[Work item] If a line of the records holds the word "Начинается", copy it out.

[Data for this task]
******************************

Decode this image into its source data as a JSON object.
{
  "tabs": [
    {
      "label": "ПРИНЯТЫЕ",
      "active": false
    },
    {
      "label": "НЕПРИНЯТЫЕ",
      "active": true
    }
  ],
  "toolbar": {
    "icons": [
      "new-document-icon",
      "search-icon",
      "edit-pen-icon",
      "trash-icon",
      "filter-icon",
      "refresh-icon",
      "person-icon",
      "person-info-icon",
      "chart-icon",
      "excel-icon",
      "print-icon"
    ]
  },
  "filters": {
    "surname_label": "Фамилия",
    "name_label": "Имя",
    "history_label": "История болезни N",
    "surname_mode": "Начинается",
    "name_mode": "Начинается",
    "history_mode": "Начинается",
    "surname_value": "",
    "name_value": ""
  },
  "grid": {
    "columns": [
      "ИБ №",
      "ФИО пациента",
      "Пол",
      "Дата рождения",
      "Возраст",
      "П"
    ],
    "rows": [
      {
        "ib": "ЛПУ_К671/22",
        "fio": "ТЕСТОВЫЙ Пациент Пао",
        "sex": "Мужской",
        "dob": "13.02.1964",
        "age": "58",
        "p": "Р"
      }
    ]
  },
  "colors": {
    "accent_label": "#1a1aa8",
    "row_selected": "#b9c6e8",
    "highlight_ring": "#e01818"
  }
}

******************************

[Solution for this exercise]
    "surname_mode": "Начинается",
    "name_mode": "Начинается",
    "history_mode": "Начинается",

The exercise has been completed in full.